In 2017, Chief Cook County Judge Timothy Evans required judges to set the lowest possible bail for each defendant without jeopardizing public safety. That led to a big increase in the number of people released from jail.
Of the 9,000 people in the sheriff’s custody this past week, 5,400 were being held at the jail and 3,600 more were on house arrest with ankle bracelets.
Researchers disagree on whether releasing more people on electronic monitoring in Cook County led to greater violence.
According to Evans, “99.8% of felony defendants released on bail do not receive charges of new gun-related violent crime while their cases are pending.”
But critics say that’s misleading because Chicago police officers don’t end up arresting anyone in connection with most shootings.
The bill that passed Wednesday would scrap the Illinois bail system and replace it with a “pretrial release” system. Except in the cases of the worst felonies, most people charged with crimes would be freed until trial. But many would have to follow court-imposed conditions such as having to wear a monitoring device or undergo drug treatment.
The bill would give judges the option of using a risk-assessment tool to determine those conditions, but that couldn’t be used as the sole reason for denying release to those awaiting trial. Cook County judges already have access to such risk assessments.
In 2014, New Jersey became one of the first states to eliminate bail and move to a risk-assessment algorithm to help set the conditions of pretrial release. Experts say the change, which came with a well-funded safety net of pretrial services, has led to a 40% decrease in the number of people held in New Jersey’s jails, fewer racial disparities in jail, less violence and no large increase in the number of defendants who are charged with new offenses or miss court hearings.
“New Jersey, more so than any other state, stands out as an encouraging example of what is possible for reducing both incarceration and crime and doing so in a data-driven, deliberate and inclusive way,” Ander said. “But it was years in the making, with intensive planning and consensus building across a broad array of stakeholders from civil rights groups, law enforcement, elected officials, the courts and community leaders.”
New York and California are different stories.
In 2019, New York legislators passed a bill abolishing bail for many misdemeanors and nonviolent crimes. It was estimated that 90% of those arrested in New York state would be freed as they awaited trial under strict monitoring conditions.

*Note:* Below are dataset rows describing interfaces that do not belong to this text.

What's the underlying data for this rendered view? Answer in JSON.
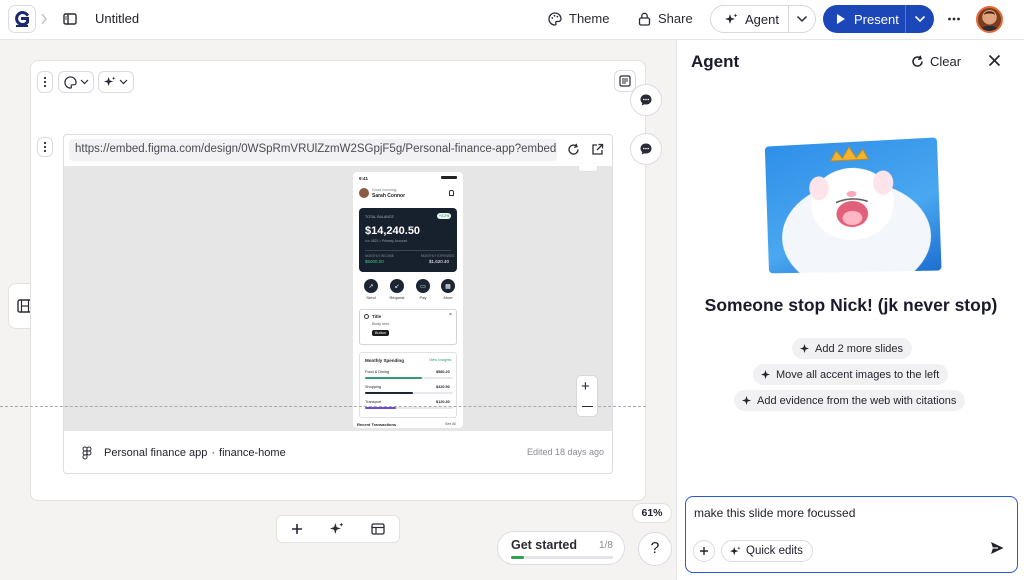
{
  "topbar": {
    "doc_title": "Untitled",
    "theme_label": "Theme",
    "share_label": "Share",
    "agent_label": "Agent",
    "present_label": "Present"
  },
  "embed": {
    "url": "https://embed.figma.com/design/0WSpRmVRUlZzmW2SGpjF5g/Personal-finance-app?embed...",
    "file_name": "Personal finance app",
    "separator": "·",
    "frame_name": "finance-home",
    "edited": "Edited 18 days ago"
  },
  "phone": {
    "time": "9:41",
    "greeting": "Good morning,",
    "user": "Sarah Connor",
    "balance_label": "TOTAL BALANCE",
    "balance_badge": "+3.2%",
    "balance": "$14,240.50",
    "account": "•••• 4821 • Primary Account",
    "income_label": "MONTHLY INCOME",
    "income": "$6000.00",
    "expense_label": "MONTHLY EXPENSES",
    "expense": "$1,620.40",
    "actions": [
      "Send",
      "Request",
      "Pay",
      "More"
    ],
    "note_title": "Title",
    "note_body": "Body text.",
    "note_button": "Button",
    "spending_title": "Monthly Spending",
    "spending_link": "View Insights",
    "spending": [
      {
        "label": "Food & Dining",
        "amount": "$580.20",
        "fill": 0.65,
        "color": "#2e9e72"
      },
      {
        "label": "Shopping",
        "amount": "$420.50",
        "fill": 0.55,
        "color": "#1b2533"
      },
      {
        "label": "Transport",
        "amount": "$120.30",
        "fill": 0.35,
        "color": "#6a4bd6"
      }
    ],
    "recent_title": "Recent Transactions",
    "recent_link": "See All"
  },
  "canvas": {
    "zoom": "61%",
    "get_started": "Get started",
    "progress": "1/8",
    "progress_fraction": 0.125,
    "help": "?"
  },
  "agent": {
    "title": "Agent",
    "clear_label": "Clear",
    "headline": "Someone stop Nick! (jk never stop)",
    "suggestions": [
      "Add 2 more slides",
      "Move all accent images to the left",
      "Add evidence from the web with citations"
    ],
    "composer_text": "make this slide more focussed",
    "quick_edits": "Quick edits"
  },
  "colors": {
    "accent": "#1c47b8",
    "composer_border": "#2a58d6",
    "background": "#f4f3f1"
  }
}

When the law took effect in January 2020, jail populations plummeted. But the New York Police Department and law-enforcement associations blamed the reform for a rise in violence. And public opinion polls showed support for the measure had soured. In April 2020, Gov. Andrew Cuomo signed a new bill that scaled back the changes.
In 2018, then-California Gov. Jerry Brown signed a similar law, but it wasn’t allowed to take effect until voters had their say on the Proposition 25 referendum that asked whether the bail system was unjust and should be replaced. The referendum was scheduled for a vote in November 2020.

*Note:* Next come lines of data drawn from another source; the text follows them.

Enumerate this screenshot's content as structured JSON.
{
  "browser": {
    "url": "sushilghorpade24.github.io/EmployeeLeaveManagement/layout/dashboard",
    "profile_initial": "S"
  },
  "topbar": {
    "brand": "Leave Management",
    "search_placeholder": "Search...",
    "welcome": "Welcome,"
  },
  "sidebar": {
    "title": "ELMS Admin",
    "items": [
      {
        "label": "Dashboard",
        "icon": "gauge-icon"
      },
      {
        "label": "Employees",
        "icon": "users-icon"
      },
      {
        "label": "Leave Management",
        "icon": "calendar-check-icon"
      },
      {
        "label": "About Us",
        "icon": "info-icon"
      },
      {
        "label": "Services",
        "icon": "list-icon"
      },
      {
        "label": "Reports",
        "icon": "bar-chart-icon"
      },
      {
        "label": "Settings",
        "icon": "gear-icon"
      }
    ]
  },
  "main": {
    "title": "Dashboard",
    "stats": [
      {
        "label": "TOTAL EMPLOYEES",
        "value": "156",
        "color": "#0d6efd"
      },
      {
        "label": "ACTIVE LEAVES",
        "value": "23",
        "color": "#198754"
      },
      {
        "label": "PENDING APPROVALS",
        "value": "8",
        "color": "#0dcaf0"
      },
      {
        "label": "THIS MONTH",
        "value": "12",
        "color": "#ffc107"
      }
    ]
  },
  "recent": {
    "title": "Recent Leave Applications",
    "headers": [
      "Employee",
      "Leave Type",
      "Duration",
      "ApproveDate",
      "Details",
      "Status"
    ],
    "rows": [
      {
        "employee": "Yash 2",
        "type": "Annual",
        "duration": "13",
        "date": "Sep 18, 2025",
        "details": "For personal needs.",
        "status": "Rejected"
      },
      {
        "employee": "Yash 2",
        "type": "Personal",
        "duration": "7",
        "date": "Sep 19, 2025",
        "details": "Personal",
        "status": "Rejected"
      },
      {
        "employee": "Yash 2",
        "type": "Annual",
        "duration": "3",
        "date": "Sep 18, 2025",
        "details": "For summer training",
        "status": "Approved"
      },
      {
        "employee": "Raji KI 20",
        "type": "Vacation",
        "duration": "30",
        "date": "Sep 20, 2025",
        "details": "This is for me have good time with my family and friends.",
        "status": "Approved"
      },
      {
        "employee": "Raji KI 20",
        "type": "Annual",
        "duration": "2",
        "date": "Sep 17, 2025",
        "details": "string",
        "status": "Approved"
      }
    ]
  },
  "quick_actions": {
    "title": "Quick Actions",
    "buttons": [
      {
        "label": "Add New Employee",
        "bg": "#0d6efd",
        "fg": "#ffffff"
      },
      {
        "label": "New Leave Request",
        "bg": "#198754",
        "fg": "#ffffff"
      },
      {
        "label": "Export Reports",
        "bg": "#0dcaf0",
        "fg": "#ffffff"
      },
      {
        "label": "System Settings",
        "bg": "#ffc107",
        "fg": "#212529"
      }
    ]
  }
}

Meantime, as the coronavirus pandemic raged, California’s courts temporarily set bail amounts at $0 for those charged with misdemeanors and nonviolent offenses in an effort to reduce jail populations and slow the spread of COVID-19.
The Orange County, California, sheriff said there was a steep rise in crime among those people released in the temporary no-bail program. He was among two dozen other sheriffs in California who opposed Proposition 25, which California voters soundly rejected in November. Proponents, though, have said they plan to try again.